[Stored records]:
::::

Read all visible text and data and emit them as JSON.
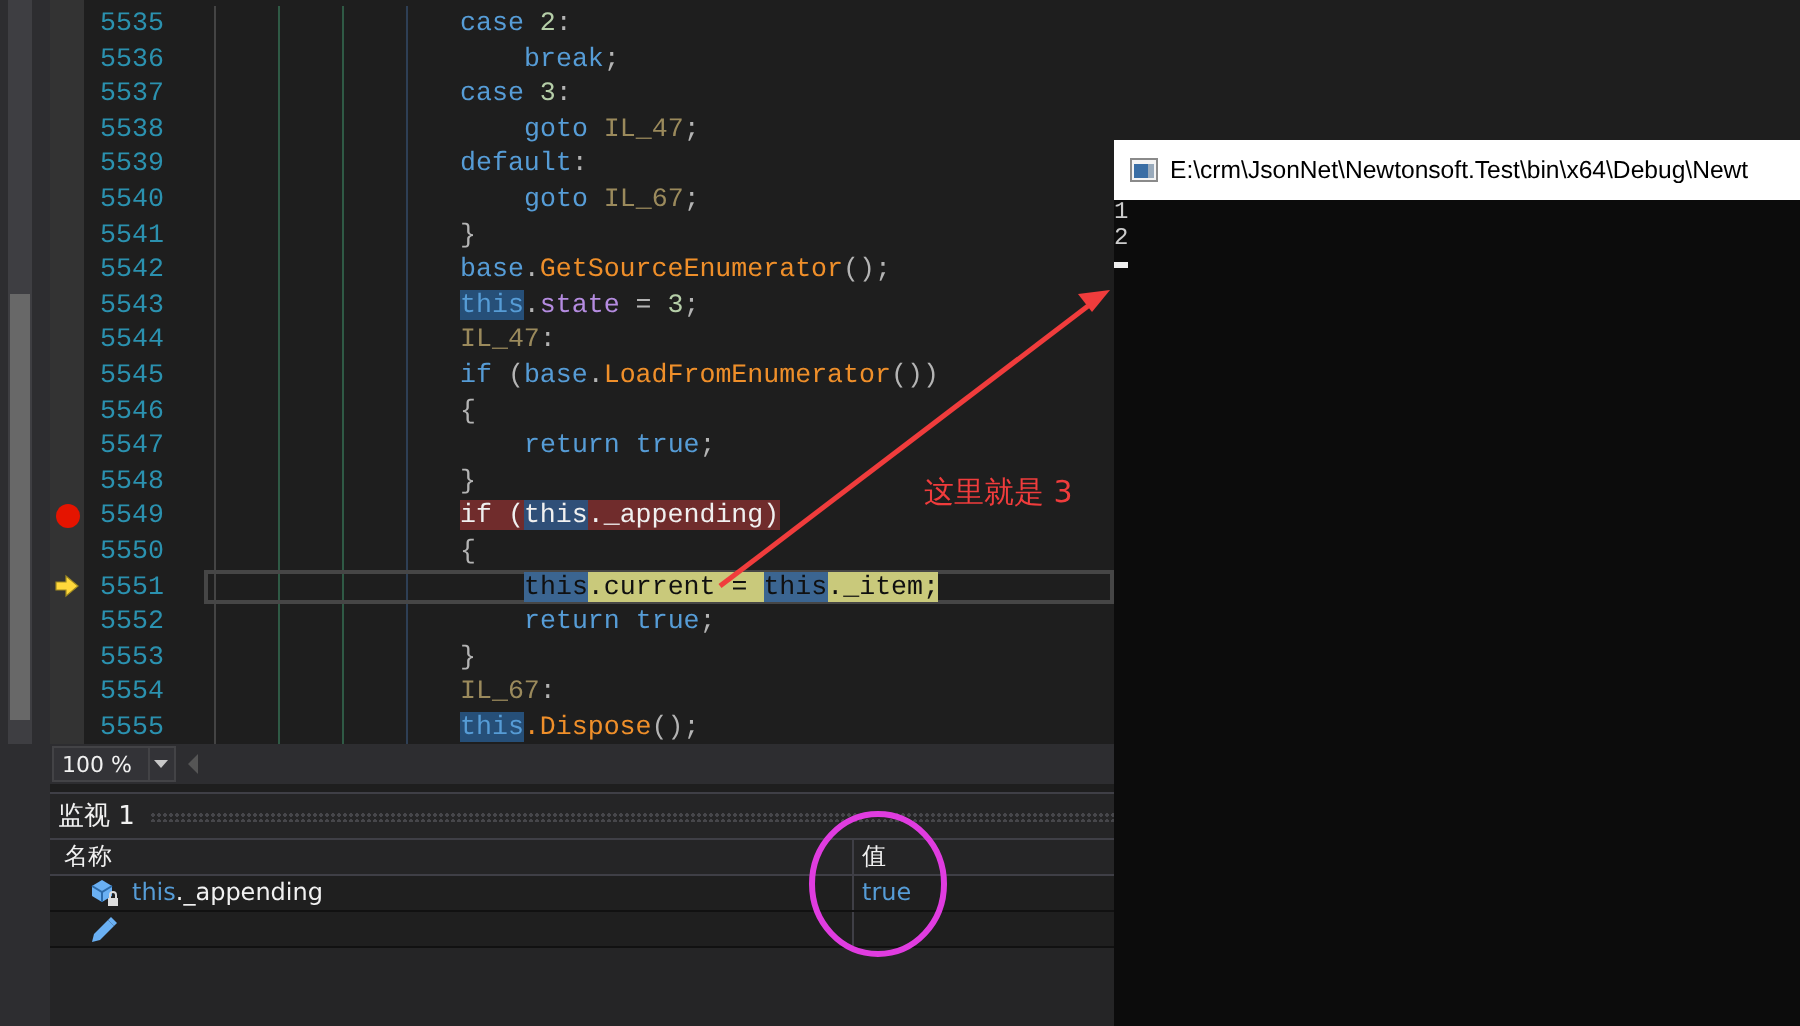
{
  "editor": {
    "lines": [
      {
        "number": "5535",
        "breakpoint": false,
        "current": false,
        "indented": false,
        "tokens": [
          {
            "kind": "keyword",
            "text": "case"
          },
          {
            "kind": "number",
            "text": " 2"
          },
          {
            "kind": "punct",
            "text": ":"
          }
        ]
      },
      {
        "number": "5536",
        "breakpoint": false,
        "current": false,
        "indented": true,
        "tokens": [
          {
            "kind": "keyword",
            "text": "break"
          },
          {
            "kind": "punct",
            "text": ";"
          }
        ]
      },
      {
        "number": "5537",
        "breakpoint": false,
        "current": false,
        "indented": false,
        "tokens": [
          {
            "kind": "keyword",
            "text": "case"
          },
          {
            "kind": "number",
            "text": " 3"
          },
          {
            "kind": "punct",
            "text": ":"
          }
        ]
      },
      {
        "number": "5538",
        "breakpoint": false,
        "current": false,
        "indented": true,
        "tokens": [
          {
            "kind": "keyword",
            "text": "goto"
          },
          {
            "kind": "label",
            "text": " IL_47"
          },
          {
            "kind": "punct",
            "text": ";"
          }
        ]
      },
      {
        "number": "5539",
        "breakpoint": false,
        "current": false,
        "indented": false,
        "tokens": [
          {
            "kind": "keyword",
            "text": "default"
          },
          {
            "kind": "punct",
            "text": ":"
          }
        ]
      },
      {
        "number": "5540",
        "breakpoint": false,
        "current": false,
        "indented": true,
        "tokens": [
          {
            "kind": "keyword",
            "text": "goto"
          },
          {
            "kind": "label",
            "text": " IL_67"
          },
          {
            "kind": "punct",
            "text": ";"
          }
        ]
      },
      {
        "number": "5541",
        "breakpoint": false,
        "current": false,
        "indented": false,
        "tokens": [
          {
            "kind": "punct",
            "text": "}"
          }
        ]
      },
      {
        "number": "5542",
        "breakpoint": false,
        "current": false,
        "indented": false,
        "tokens": [
          {
            "kind": "keyword",
            "text": "base"
          },
          {
            "kind": "punct",
            "text": "."
          },
          {
            "kind": "method",
            "text": "GetSourceEnumerator"
          },
          {
            "kind": "punct",
            "text": "();"
          }
        ]
      },
      {
        "number": "5543",
        "breakpoint": false,
        "current": false,
        "indented": false,
        "tokens": [
          {
            "kind": "reference",
            "text": "this"
          },
          {
            "kind": "punct",
            "text": "."
          },
          {
            "kind": "property",
            "text": "state"
          },
          {
            "kind": "punct",
            "text": " = "
          },
          {
            "kind": "number",
            "text": "3"
          },
          {
            "kind": "punct",
            "text": ";"
          }
        ]
      },
      {
        "number": "5544",
        "breakpoint": false,
        "current": false,
        "indented": false,
        "tokens": [
          {
            "kind": "label",
            "text": "IL_47"
          },
          {
            "kind": "punct",
            "text": ":"
          }
        ]
      },
      {
        "number": "5545",
        "breakpoint": false,
        "current": false,
        "indented": false,
        "tokens": [
          {
            "kind": "keyword",
            "text": "if"
          },
          {
            "kind": "punct",
            "text": " ("
          },
          {
            "kind": "keyword",
            "text": "base"
          },
          {
            "kind": "punct",
            "text": "."
          },
          {
            "kind": "method",
            "text": "LoadFromEnumerator"
          },
          {
            "kind": "punct",
            "text": "())"
          }
        ]
      },
      {
        "number": "5546",
        "breakpoint": false,
        "current": false,
        "indented": false,
        "tokens": [
          {
            "kind": "punct",
            "text": "{"
          }
        ]
      },
      {
        "number": "5547",
        "breakpoint": false,
        "current": false,
        "indented": true,
        "tokens": [
          {
            "kind": "keyword",
            "text": "return true"
          },
          {
            "kind": "punct",
            "text": ";"
          }
        ]
      },
      {
        "number": "5548",
        "breakpoint": false,
        "current": false,
        "indented": false,
        "tokens": [
          {
            "kind": "punct",
            "text": "}"
          }
        ]
      },
      {
        "number": "5549",
        "breakpoint": true,
        "current": false,
        "indented": false,
        "tokens": [
          {
            "kind": "keyword",
            "text": "if"
          },
          {
            "kind": "punct",
            "text": " ("
          },
          {
            "kind": "reference",
            "text": "this"
          },
          {
            "kind": "punct",
            "text": "._appending)"
          }
        ]
      },
      {
        "number": "5550",
        "breakpoint": false,
        "current": false,
        "indented": false,
        "tokens": [
          {
            "kind": "punct",
            "text": "{"
          }
        ]
      },
      {
        "number": "5551",
        "breakpoint": false,
        "current": true,
        "indented": true,
        "tokens": [
          {
            "kind": "reference",
            "text": "this"
          },
          {
            "kind": "punct",
            "text": ".current = "
          },
          {
            "kind": "reference",
            "text": "this"
          },
          {
            "kind": "punct",
            "text": "._item;"
          }
        ]
      },
      {
        "number": "5552",
        "breakpoint": false,
        "current": false,
        "indented": true,
        "tokens": [
          {
            "kind": "keyword",
            "text": "return true"
          },
          {
            "kind": "punct",
            "text": ";"
          }
        ]
      },
      {
        "number": "5553",
        "breakpoint": false,
        "current": false,
        "indented": false,
        "tokens": [
          {
            "kind": "punct",
            "text": "}"
          }
        ]
      },
      {
        "number": "5554",
        "breakpoint": false,
        "current": false,
        "indented": false,
        "tokens": [
          {
            "kind": "label",
            "text": "IL_67"
          },
          {
            "kind": "punct",
            "text": ":"
          }
        ]
      },
      {
        "number": "5555",
        "breakpoint": false,
        "current": false,
        "indented": false,
        "tokens": [
          {
            "kind": "reference",
            "text": "this"
          },
          {
            "kind": "method",
            "text": ".Dispose"
          },
          {
            "kind": "punct",
            "text": "();"
          }
        ]
      }
    ]
  },
  "zoom": {
    "value": "100 %"
  },
  "watch": {
    "title": "监视 1",
    "columns": [
      "名称",
      "值"
    ],
    "rows": [
      {
        "kind": "variable",
        "name": [
          {
            "kind": "keyword",
            "text": "this"
          },
          {
            "kind": "plain",
            "text": "._appending"
          }
        ],
        "value": "true"
      },
      {
        "kind": "add"
      }
    ]
  },
  "console": {
    "title": "E:\\crm\\JsonNet\\Newtonsoft.Test\\bin\\x64\\Debug\\Newt",
    "output": [
      "1",
      "2"
    ]
  },
  "annotations": {
    "note": "这里就是 3"
  }
}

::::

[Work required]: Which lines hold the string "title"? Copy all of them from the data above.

[Answer for this exercise]:
    "title": "监视 1",
    "title": "E:\\crm\\JsonNet\\Newtonsoft.Test\\bin\\x64\\Debug\\Newt",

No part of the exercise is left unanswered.